A scene from Long Time No See Wuhan . [Photo/Official Sina Weibo account of Ryo Takeuchi] Three years after he visited Wuhan last time, Japanese director Ryo Takeuchi decided to come back for a film.
He wanted to present how life in the megacity -- previously hit hard by the COVID-19 epidemic -- is like now.
His film Long Time No See Wuhan has become the latest hit on the internet, receiving an amazing array of responses.
On May 15, Takeuchi posted a tweet on Weibo, the Chinese version of Twitter, to recruit some Wuhan dwellers for a documentary.
Over 100 volunteered to participate in the shooting, and Takeuchi finally chose 10 of them -- including a restaurant owner, nurse, construction worker, junior middle school teacher, a pair of lovers and people who lost their loved ones.
His camera began rolling on June 1. He took a bullet train from Nanjing, capital of East China's Jiangsu province, and headed for Wuhan over 540 km away.
He said he was quite surprised to see the train fully loaded, with the only difference being that the passengers were wearing masks and an additional standardized procedure was required to prove that everyone was healthy.
The first interviewee was a regular customer to the Huanan Seafood Wholesale Market, one of the first places where infections of COVID-19 were identified in the city. The husky, middle-aged man greeted the crew by saying "my COVID-19 test came back negative."
The man, Lai Yun, happened to have deep links with Japan.

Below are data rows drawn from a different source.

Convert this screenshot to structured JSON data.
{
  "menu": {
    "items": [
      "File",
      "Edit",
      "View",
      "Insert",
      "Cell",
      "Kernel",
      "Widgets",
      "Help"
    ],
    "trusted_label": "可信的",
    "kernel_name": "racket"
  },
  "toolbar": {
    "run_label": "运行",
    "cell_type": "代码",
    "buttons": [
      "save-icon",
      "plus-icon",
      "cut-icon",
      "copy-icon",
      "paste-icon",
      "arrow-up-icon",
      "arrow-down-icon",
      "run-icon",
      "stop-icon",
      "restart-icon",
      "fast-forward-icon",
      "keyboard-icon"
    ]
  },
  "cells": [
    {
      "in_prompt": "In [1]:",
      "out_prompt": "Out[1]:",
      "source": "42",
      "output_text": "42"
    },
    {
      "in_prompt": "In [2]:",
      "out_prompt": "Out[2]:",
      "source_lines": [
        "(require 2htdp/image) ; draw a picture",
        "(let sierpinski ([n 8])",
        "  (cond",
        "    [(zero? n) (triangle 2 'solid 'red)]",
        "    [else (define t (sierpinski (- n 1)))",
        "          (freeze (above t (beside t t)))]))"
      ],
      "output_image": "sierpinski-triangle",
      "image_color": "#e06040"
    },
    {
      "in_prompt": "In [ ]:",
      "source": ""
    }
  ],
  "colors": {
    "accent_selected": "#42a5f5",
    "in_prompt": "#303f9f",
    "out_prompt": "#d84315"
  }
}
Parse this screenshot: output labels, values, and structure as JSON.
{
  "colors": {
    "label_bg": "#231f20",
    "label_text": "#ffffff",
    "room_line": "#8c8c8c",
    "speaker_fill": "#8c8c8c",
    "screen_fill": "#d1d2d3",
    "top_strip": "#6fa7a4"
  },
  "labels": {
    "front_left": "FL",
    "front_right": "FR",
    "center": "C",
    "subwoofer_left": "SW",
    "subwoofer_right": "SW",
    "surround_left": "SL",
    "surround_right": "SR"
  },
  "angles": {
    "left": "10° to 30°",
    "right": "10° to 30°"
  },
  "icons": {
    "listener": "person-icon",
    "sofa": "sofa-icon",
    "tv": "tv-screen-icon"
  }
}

He studied in Japan for nine years and worked as a translator at a Japanese company. He also runs an izakaya, which made him a frequent visitor to the now-closed seafood market. His restaurant has remained shut down since Jan 23 when Wuhan was put under a lockdown to curb the spread of the virus and reopened the second day after they met.
"I was sad indeed. Almost half of the year has passed and we've had zero income..." said Lai.
Lai lowered the food prices on the menu to draw customers back. The price of a highball has been almost halved to 25 yuan (about $3.5) -- the exact cost price after repeated calculation. "I've devoted so much to this restaurant, and I just hope that this place could stay open," he said.
He was delighted to see many familiar faces the next day. But the joy did not last long -- his only chef resigned after a pay cut.
"I hope that the restaurant can survive this year. Maybe we will start to make money again next year," he said. Despite the frustration, Lai remained hopeful and persistent.
Another interviewee, Gong Shengnan, was a frontline nurse.
The lively young woman made her debut in the video with a freestyle dance in a white baggy T-shirt and black shorts. Behind her was the Yellow Crane Tower -- a signature scenic spot in Wuhan.
Gong said their nursing team spent quite an amount of time comforting the patients when Wuhan was in a life-and-death battle against COVID-19. "We would dance and sing with patients with mild symptoms, which really helped," she recalled.
The young woman learned to ride a bike when the city was put under lockdown as the public transportation system was suspended. She burst into tears in front of the camera when Takeuchi brought up the topic of lives lost in the wards.
"It's a heavy topic," said the outgoing woman. "Sometimes it's very emotional. When I saw the news that there was a long line in front of the funeral home when the families (of the deceased) came to pick up the belongings of their relatives, it made me really sad," she said choking back sobs. "We're the lucky ones. But some families are in a lot of pain."
Wuhan had reported 50,340 confirmed COVID-19 cases as of June 27, with 46,471 having been cured and discharged from hospitals. A total of 3,869 people died of the disease.
China did its best to support Wuhan. More than 42,000 medics were dispatched to Hubei Province, of which over 30,000 were in Wuhan, the provincial capital. Two makeshift hospitals -- Huoshenshan and Leishenshan with a total of 2,600 beds -- were put into use in less than two weeks respectively in early February, a marvel that astonished many including Takeuchi.
"I can't believe that such a huge project could be finished in about 10 days," Takeuchi said standing in front of the Leishenshan Hospital.
There he met Li Jie, a construction worker of the hospital. "I stayed up for three nights and four days. There was no other choice," said Li, who claimed that approximately 7,000 to 8,000 workers participated in the project. "It usually takes at least six months to build such a hospital," he added.
The documentary has been viewed more than 16 million times since it was uploaded on June 26 and received a flood of comments. Many netizens said the film is an objective narration of how Wuhan people maintained hope in a morass with no exaggerated sensational gesture.
"(Before coming), I wanted to show the world what it's really like in Wuhan. However, I was a little scared of the uncertainty. We started our shooting with those complicated and contradictory feelings. But after the shooting, I just want to say, I definitely want to visit Wuhan again! Later this year, I'm going back," Takeuchi said at the end.